"Lit cultivation has begun, but acreage in the Netherlands will be the same as last year. Gas prices will eventually normalize somewhat, but growers aren't sure if those will return to past levels. Several of them have been forced to dump planting material, plant earlier, or not use lighting. The whole situation's generally quite challenging for Dutch growers."

Coal and pink tomatoes: the challenges for Polish growers
Every grower is dealing with increasing energy prices, currently. Some are coping better than others, depending on which energy source they use. We have seen how a lot of greenhouses in Turkey, for instance, use geothermal energy, which is much cheaper than gas. However, not many growers up in the northern countries use that, which is why they might feel the pressure more. This is the case for Poland and Polish growers, for instance. "The Polish market is very dependent on coal," says René Zwinkels from Axia Seeds. "At the moment, coal is four times as expensive as it used to be for heating greenhouses. Because of that, the produce would be way too expensive to sell, and the issue is that traders and supermarkets wouldn't pay the price difference."
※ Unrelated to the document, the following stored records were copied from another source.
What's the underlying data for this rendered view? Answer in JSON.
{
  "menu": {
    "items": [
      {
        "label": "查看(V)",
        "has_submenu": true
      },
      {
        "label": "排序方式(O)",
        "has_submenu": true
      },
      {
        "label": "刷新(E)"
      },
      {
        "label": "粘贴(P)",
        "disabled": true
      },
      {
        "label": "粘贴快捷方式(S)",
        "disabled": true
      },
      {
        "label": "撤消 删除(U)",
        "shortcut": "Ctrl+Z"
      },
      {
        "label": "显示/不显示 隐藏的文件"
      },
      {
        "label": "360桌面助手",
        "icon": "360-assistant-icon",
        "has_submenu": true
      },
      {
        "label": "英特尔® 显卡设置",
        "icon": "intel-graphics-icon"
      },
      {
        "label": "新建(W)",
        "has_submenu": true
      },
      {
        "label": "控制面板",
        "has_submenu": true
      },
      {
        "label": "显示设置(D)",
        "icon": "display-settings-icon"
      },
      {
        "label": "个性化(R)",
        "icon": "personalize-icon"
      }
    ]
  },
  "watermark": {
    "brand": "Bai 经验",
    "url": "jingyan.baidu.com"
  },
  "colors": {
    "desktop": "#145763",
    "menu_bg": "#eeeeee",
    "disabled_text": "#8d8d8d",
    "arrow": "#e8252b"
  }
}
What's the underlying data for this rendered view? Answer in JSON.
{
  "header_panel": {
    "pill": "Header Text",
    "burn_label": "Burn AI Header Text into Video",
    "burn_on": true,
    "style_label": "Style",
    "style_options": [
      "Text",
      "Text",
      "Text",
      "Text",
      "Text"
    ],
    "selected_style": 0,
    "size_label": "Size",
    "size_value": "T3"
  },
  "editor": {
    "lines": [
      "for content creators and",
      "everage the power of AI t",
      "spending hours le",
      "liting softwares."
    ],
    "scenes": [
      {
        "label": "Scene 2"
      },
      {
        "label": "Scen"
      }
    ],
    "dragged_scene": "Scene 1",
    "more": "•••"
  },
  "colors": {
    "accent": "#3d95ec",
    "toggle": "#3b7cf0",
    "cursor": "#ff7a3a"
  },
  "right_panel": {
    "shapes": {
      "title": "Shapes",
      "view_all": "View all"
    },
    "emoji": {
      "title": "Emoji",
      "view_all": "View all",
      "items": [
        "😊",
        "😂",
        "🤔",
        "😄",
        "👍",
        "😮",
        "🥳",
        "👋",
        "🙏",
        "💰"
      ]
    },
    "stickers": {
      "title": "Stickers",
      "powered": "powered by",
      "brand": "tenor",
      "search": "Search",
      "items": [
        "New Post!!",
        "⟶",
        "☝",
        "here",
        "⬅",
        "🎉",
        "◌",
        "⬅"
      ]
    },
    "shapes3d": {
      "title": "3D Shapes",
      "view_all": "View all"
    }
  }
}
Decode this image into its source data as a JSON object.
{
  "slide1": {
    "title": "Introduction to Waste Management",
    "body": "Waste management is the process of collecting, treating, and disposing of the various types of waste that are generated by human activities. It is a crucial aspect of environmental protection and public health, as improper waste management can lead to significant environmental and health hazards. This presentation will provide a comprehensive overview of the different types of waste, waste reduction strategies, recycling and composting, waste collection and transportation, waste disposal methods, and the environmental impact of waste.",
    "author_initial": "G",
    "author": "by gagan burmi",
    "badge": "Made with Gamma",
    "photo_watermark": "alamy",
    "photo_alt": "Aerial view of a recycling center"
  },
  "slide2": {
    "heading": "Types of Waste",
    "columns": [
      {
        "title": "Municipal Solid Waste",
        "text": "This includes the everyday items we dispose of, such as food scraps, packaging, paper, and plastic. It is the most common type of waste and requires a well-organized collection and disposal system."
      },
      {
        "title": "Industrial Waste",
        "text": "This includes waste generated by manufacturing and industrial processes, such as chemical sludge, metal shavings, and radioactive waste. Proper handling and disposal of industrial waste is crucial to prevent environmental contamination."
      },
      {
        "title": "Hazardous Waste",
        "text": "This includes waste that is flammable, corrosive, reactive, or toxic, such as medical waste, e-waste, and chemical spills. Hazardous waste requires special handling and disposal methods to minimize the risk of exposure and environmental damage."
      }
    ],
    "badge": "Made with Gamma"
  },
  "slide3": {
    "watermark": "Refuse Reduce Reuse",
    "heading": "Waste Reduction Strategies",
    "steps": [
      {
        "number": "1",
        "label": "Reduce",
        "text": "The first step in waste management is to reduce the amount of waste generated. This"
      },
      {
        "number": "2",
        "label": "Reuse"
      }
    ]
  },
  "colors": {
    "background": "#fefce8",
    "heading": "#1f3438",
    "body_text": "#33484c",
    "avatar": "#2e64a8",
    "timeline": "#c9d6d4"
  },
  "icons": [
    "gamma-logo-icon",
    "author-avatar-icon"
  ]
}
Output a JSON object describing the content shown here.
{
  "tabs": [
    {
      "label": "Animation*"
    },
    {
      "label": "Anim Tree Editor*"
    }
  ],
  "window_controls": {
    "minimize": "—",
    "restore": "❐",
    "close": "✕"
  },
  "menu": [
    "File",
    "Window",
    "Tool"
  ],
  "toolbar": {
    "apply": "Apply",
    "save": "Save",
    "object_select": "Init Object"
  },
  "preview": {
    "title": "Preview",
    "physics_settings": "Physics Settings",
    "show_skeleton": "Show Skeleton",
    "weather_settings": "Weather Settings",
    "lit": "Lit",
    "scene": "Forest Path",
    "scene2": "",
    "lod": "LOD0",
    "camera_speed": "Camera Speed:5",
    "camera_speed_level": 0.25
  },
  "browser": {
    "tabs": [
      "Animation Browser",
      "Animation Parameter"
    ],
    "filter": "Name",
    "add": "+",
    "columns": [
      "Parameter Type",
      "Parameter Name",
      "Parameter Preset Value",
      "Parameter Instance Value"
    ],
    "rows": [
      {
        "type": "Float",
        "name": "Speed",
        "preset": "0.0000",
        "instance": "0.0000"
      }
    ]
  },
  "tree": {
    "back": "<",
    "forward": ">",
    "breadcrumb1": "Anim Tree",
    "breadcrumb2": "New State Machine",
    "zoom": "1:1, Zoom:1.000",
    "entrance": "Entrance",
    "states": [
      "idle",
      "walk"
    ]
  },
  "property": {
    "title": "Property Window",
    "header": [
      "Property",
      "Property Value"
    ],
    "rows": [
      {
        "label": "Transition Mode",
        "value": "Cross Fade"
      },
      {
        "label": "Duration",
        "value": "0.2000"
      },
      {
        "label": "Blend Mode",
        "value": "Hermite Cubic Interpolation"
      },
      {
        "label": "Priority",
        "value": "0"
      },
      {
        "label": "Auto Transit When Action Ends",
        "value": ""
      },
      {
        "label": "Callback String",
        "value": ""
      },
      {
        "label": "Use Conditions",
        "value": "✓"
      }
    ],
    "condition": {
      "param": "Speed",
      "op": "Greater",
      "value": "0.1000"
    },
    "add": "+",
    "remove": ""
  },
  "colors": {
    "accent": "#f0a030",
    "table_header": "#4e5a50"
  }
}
"Here in Türkiye, we heat greenhouses with geothermal water, which is much cheaper than gas"
In Europe, many greenhouse growers have stopped winter production because of high gas prices. "Nobody is going to put extra gas to heat up tomatoes or peppers, so to say, because the EU needs to provide heating to private citizens first," says Fatih Kördemirci from Kurt Group of Companies. That is one of the reasons why tomato export from Türkiye to Europe is going up. "Here in Türkiye, we heat greenhouses with geothermal water, which is much cheaper than gas," he remarks. "No producer in Türkiye is using gas. Some are using coal, but most of the producers in our region, the Aegean region, are using geothermal water."